I have always known I would be a teacher. Teaching was the perfect way to combine my love of learning and passion for helping others. Over the past thirteen years, my professional and personal growth has been shaped by the support and guidance of mentors. While earning my bachelor’s degree in Elementary Education and Human Development at Boston College, I gained teaching experience in a variety of classroom settings and learned the importance of reflective practices. I worked with amazing cooperating teachers who generously shared their knowledge and expertise, but most importantly their time. I felt a calling to work with students with learning differences, and pursued my Master’s degree in Moderate Disabilities at Boston College.

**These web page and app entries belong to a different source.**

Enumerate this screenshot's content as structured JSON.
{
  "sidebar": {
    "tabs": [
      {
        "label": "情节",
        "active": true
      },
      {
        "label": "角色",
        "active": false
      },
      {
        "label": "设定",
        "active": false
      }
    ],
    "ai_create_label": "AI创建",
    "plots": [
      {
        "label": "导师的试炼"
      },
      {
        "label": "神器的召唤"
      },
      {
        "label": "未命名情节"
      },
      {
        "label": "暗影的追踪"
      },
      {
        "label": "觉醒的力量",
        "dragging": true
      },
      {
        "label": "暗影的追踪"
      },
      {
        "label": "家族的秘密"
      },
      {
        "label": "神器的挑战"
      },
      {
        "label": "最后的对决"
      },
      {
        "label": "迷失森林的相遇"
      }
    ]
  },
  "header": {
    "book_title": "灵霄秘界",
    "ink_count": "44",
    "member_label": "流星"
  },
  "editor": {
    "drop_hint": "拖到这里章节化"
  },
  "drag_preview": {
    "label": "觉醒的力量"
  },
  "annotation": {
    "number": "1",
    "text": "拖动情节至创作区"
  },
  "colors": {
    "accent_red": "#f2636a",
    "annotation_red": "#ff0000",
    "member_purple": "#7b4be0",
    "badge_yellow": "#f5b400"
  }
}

My first year teaching in Boston was the most rewarding and most challenging year of my teaching career. I soon felt overwhelmed and burnt out, and considered leaving the teaching professional altogether. My mentor was my lifeline and helped me persevere when I felt like I was struggling to stay afloat. As part of the New Teacher Development Program, my mentor was a veteran teacher who stepped out of the classroom to mentor novice teachers full-time. I participated in a variety of professional development seminars with my peers and spent hours with my mentor in and out of the classroom reflecting and developing strategies. This experience revealed the powerful impact of mentoring and I hope to pay it forward and support novice teachers in the same way.
I went on to teach in the North Attleboro school district for eight years. First, as a special education teacher in substantially separate and inclusion programs. I received specialized training and certification in the Wilson Reading System and was awarded grants for integrating technology using podcasts and student blogs. Then, I accepted a leadership position as a Special Education Team Chairperson for three elementary schools. I collaborated with teachers and staff, as well as the special education leadership team, to develop programs to support student achievement and development. While in this leadership role, I earned my licensure in Educational Leadership at Bridgewater State University.
With young children at home, I chose to move to a school district closer to my home in Rhode Island. I returned to the classroom in 2015 as a special education teacher at Palmer River Elementary School in Rehoboth, Massachusetts. I have a renewed passion for working with students in the inclusion classroom, while utilizing my leadership skills as a member of various teams and school initiatives. I am currently collaborating with administration and teachers as part of the MTSS Tiered Literacy Academy, focusing on developing a literacy plan to improve instructional practices and student outcomes.
In pre-service training and in each of the three districts in which I’ve taught, induction and mentoring programs have provided me with important support and guidance. The diversity of my mentoring experiences gives me a unique perspective on the impact of mentoring on teachers at various points in their career. I strongly believe that mentoring programs should be tailored to meet the specific needs of the developing teacher. Effective mentors indirectly impact student achievement through the support of classroom teachers. I believe that utilizing teachers as leaders is a key component of creating a sustainable mentoring program. We need to tap into teachers’ unique strengths and passions and empowering teachers as leaders. This will help move the district forward by allowing teachers’ voices to be heard and by giving them the ability to create change in their school or district. I am looking forward to gaining more experience in supporting novice teachers and mentors in my district as a Mentor Leader.